UConn Students Print Functional Kidney Prototype
Kyle Maxey posted on May 16, 2014 |
Six UConn students develop, prototype and 3D print artificial kidneys in an exploration of how AM ca...

3d printing, student, medicineStudents at the University of Connecticut have developed a 3D printed artificial kidney prototype that can theoretically filter out toxins and save lives.

Guided by Anson Ma, Assistant Professor in the Department of Chemical and Biomolecular Engineering at UConn, the six students were split into two 3-person teams and asked to create an artificial kidney using 3D printing technology.

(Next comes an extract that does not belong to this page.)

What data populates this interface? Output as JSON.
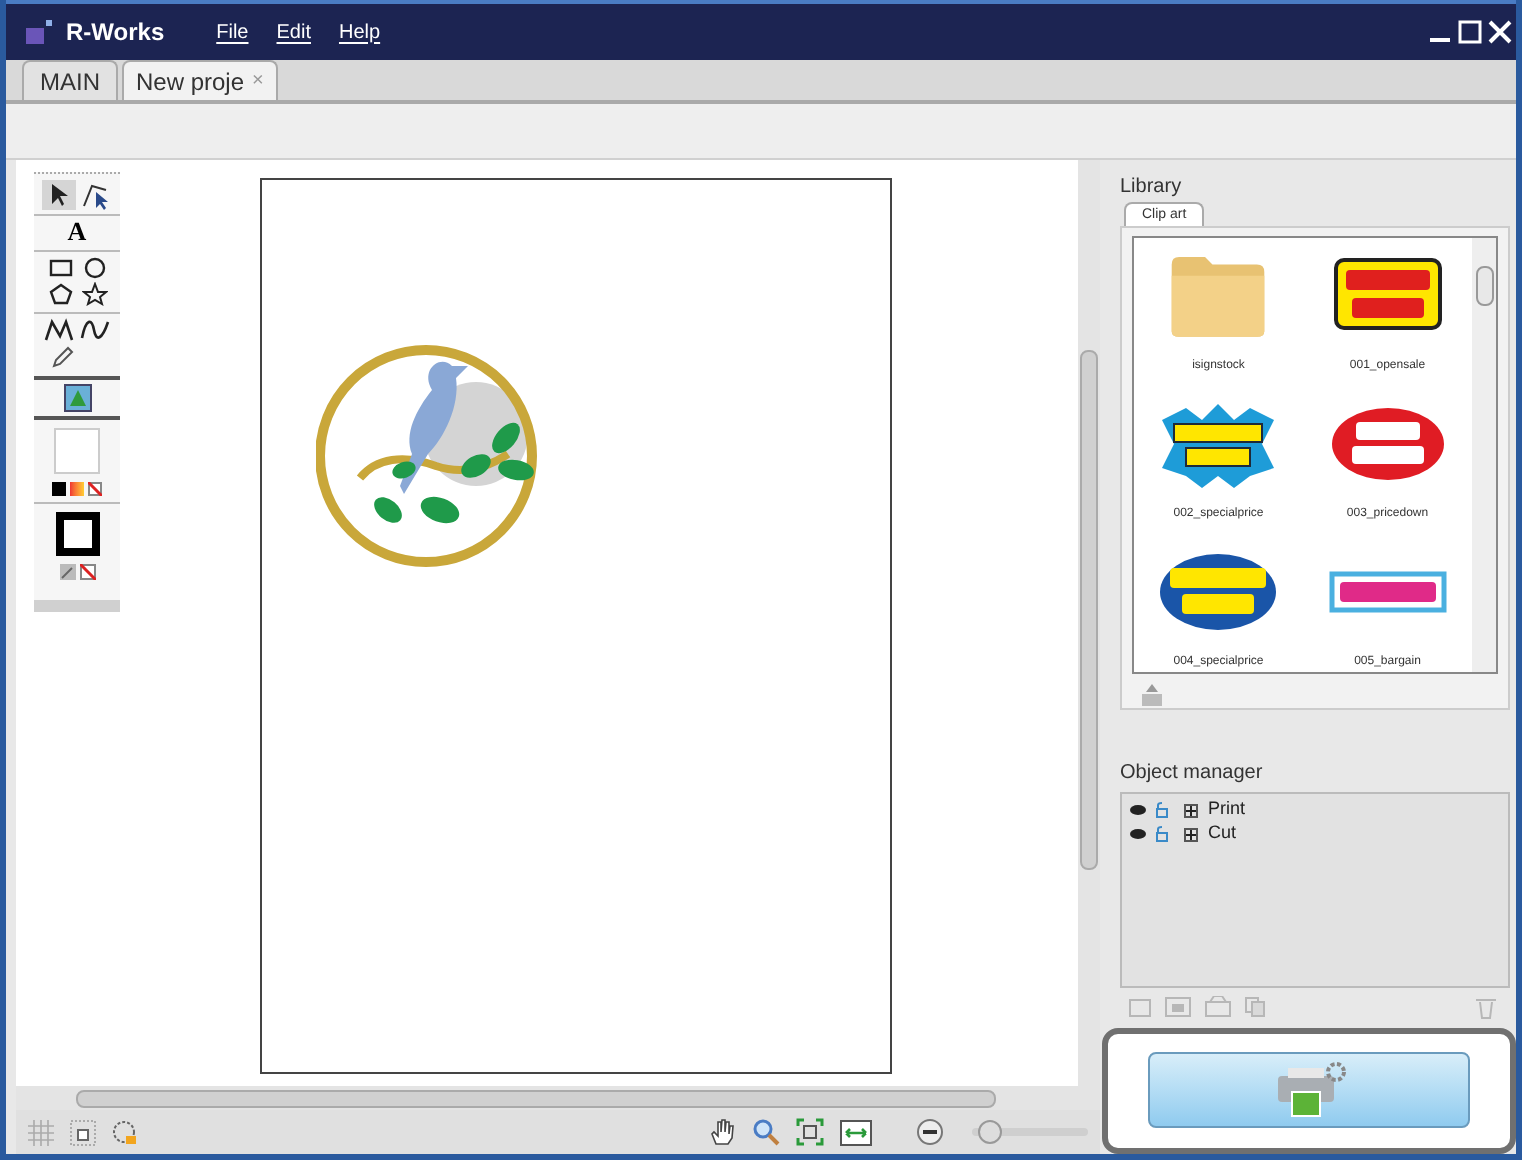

Lent a year to study, prototype and build a working model the two teams took different paths to arrive at their goal. One team opted to build a kidney based on hollow fiber membrane technology which imitates proven hemodialysis techniques that filter urea, creatinine and other unwanted material from blood.

Oblong in shape and equipped with five tubes that circulate blood throughout the system, the team’s design proved to be a model that could work if its materials were biocompatible.

With a reported 100,000 people awaiting kidney transplants in the US alone, developments like the UConn artificial kidney could one day bring much needed relief to those suffering from renal disease.

Though the packaging and shape of the artificial kidney have been printed, Benjamin Coscia, a member of the UConn team noted, “Because 3D printing resolutions are not currently low enough to print a structure which will actually filter blood, the file is of only the shell of the kidney.”

Given that reality, Coscia said his team’s kidney design would be rendered fully functional with off the shelf parts, “Hollow fiber membranes will be installed on the inside to do the filtration function. The kidney will then be sealed together using the threads and sealing o-rings. A fluid called dialysate will be circulated on the outside of the membranes, inside of the shell, which will cause flux of components from the blood. A waste stream maintains the person’s ability to urinate. The outside of the shell can be used as a substrate for growth of biological material for ease of integration into the body.”

Although 3D printing technology currently has a number of limitations, designers and engineers still look at AM systems as a valuable tool in their product development process. With the improvement of print resolutions and materials the sky will be the limit for 3D printing and digital manufacturing.

Image Courtesy of UCONN

Recommended For You